What you need to do: Please return each entry in the listing exactly.
-- Opening Marker --
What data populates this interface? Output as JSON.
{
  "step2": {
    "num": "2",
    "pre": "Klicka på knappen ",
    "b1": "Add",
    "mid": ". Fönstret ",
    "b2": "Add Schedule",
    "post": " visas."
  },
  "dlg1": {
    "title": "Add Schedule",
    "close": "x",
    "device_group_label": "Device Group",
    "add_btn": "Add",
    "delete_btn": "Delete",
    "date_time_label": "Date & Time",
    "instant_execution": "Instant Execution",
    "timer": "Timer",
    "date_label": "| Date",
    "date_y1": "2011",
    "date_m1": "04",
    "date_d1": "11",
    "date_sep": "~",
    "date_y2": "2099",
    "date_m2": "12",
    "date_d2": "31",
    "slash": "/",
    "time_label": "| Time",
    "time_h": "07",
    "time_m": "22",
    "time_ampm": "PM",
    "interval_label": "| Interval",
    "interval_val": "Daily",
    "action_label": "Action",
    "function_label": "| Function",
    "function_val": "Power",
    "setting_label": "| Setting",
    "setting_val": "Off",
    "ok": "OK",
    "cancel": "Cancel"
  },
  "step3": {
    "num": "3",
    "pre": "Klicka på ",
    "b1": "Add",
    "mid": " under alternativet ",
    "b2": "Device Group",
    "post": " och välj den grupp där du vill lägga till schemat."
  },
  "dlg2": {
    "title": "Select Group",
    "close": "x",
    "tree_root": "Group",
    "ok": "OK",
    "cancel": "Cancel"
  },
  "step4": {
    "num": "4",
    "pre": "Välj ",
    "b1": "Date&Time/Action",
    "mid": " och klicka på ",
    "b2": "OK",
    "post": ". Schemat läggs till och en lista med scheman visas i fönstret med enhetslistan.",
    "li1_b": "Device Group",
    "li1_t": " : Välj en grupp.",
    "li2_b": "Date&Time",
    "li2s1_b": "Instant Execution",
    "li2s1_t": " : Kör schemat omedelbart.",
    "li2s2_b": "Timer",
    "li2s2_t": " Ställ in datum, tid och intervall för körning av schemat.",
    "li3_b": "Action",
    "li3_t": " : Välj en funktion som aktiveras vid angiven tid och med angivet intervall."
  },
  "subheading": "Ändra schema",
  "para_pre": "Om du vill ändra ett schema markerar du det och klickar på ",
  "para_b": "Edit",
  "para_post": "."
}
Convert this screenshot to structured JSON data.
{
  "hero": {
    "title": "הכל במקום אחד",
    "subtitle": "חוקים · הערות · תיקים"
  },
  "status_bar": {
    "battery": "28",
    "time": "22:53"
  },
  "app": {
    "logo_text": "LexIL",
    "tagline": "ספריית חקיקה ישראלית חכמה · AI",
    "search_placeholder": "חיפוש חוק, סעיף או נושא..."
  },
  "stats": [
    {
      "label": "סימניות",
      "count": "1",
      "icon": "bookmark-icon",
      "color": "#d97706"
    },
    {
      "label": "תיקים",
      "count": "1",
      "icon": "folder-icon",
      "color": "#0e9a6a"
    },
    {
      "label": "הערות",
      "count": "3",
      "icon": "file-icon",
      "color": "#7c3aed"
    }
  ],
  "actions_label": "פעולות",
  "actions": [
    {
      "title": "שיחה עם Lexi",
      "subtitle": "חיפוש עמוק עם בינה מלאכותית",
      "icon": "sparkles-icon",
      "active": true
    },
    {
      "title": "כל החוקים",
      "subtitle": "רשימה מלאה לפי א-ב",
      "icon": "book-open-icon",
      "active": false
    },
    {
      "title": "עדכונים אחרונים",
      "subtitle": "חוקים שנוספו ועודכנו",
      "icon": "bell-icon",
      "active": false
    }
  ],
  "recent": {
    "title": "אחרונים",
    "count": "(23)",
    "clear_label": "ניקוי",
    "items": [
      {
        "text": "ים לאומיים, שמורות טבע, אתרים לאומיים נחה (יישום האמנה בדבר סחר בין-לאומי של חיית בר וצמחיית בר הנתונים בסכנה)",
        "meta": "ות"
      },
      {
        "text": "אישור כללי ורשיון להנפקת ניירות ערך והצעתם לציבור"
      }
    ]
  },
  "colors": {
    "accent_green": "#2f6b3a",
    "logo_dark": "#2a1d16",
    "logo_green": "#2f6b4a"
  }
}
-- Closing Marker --
Response to this exercise:
What data populates this interface? Output as JSON.
{
  "step2": {
    "num": "2",
    "pre": "Klicka på knappen ",
    "b1": "Add",
    "mid": ". Fönstret ",
    "b2": "Add Schedule",
    "post": " visas."
  },
  "dlg1": {
    "title": "Add Schedule",
    "close": "x",
    "device_group_label": "Device Group",
    "add_btn": "Add",
    "delete_btn": "Delete",
    "date_time_label": "Date & Time",
    "instant_execution": "Instant Execution",
    "timer": "Timer",
    "date_label": "| Date",
    "date_y1": "2011",
    "date_m1": "04",
    "date_d1": "11",
    "date_sep": "~",
    "date_y2": "2099",
    "date_m2": "12",
    "date_d2": "31",
    "slash": "/",
    "time_label": "| Time",
    "time_h": "07",
    "time_m": "22",
    "time_ampm": "PM",
    "interval_label": "| Interval",
    "interval_val": "Daily",
    "action_label": "Action",
    "function_label": "| Function",
    "function_val": "Power",
    "setting_label": "| Setting",
    "setting_val": "Off",
    "ok": "OK",
    "cancel": "Cancel"
  },
  "step3": {
    "num": "3",
    "pre": "Klicka på ",
    "b1": "Add",
    "mid": " under alternativet ",
    "b2": "Device Group",
    "post": " och välj den grupp där du vill lägga till schemat."
  },
  "dlg2": {
    "title": "Select Group",
    "close": "x",
    "tree_root": "Group",
    "ok": "OK",
    "cancel": "Cancel"
  },
  "step4": {
    "num": "4",
    "pre": "Välj ",
    "b1": "Date&Time/Action",
    "mid": " och klicka på ",
    "b2": "OK",
    "post": ". Schemat läggs till och en lista med scheman visas i fönstret med enhetslistan.",
    "li1_b": "Device Group",
    "li1_t": " : Välj en grupp.",
    "li2_b": "Date&Time",
    "li2s1_b": "Instant Execution",
    "li2s1_t": " : Kör schemat omedelbart.",
    "li2s2_b": "Timer",
    "li2s2_t": " Ställ in datum, tid och intervall för körning av schemat.",
    "li3_b": "Action",
    "li3_t": " : Välj en funktion som aktiveras vid angiven tid och med angivet intervall."
  },
  "subheading": "Ändra schema",
  "para_pre": "Om du vill ändra ett schema markerar du det och klickar på ",
  "para_b": "Edit",
  "para_post": "."
}
Convert this screenshot to structured JSON data.
{
  "hero": {
    "title": "הכל במקום אחד",
    "subtitle": "חוקים · הערות · תיקים"
  },
  "status_bar": {
    "battery": "28",
    "time": "22:53"
  },
  "app": {
    "logo_text": "LexIL",
    "tagline": "ספריית חקיקה ישראלית חכמה · AI",
    "search_placeholder": "חיפוש חוק, סעיף או נושא..."
  },
  "stats": [
    {
      "label": "סימניות",
      "count": "1",
      "icon": "bookmark-icon",
      "color": "#d97706"
    },
    {
      "label": "תיקים",
      "count": "1",
      "icon": "folder-icon",
      "color": "#0e9a6a"
    },
    {
      "label": "הערות",
      "count": "3",
      "icon": "file-icon",
      "color": "#7c3aed"
    }
  ],
  "actions_label": "פעולות",
  "actions": [
    {
      "title": "שיחה עם Lexi",
      "subtitle": "חיפוש עמוק עם בינה מלאכותית",
      "icon": "sparkles-icon",
      "active": true
    },
    {
      "title": "כל החוקים",
      "subtitle": "רשימה מלאה לפי א-ב",
      "icon": "book-open-icon",
      "active": false
    },
    {
      "title": "עדכונים אחרונים",
      "subtitle": "חוקים שנוספו ועודכנו",
      "icon": "bell-icon",
      "active": false
    }
  ],
  "recent": {
    "title": "אחרונים",
    "count": "(23)",
    "clear_label": "ניקוי",
    "items": [
      {
        "text": "ים לאומיים, שמורות טבע, אתרים לאומיים נחה (יישום האמנה בדבר סחר בין-לאומי של חיית בר וצמחיית בר הנתונים בסכנה)",
        "meta": "ות"
      },
      {
        "text": "אישור כללי ורשיון להנפקת ניירות ערך והצעתם לציבור"
      }
    ]
  },
  "colors": {
    "accent_green": "#2f6b3a",
    "logo_dark": "#2a1d16",
    "logo_green": "#2f6b4a"
  }
}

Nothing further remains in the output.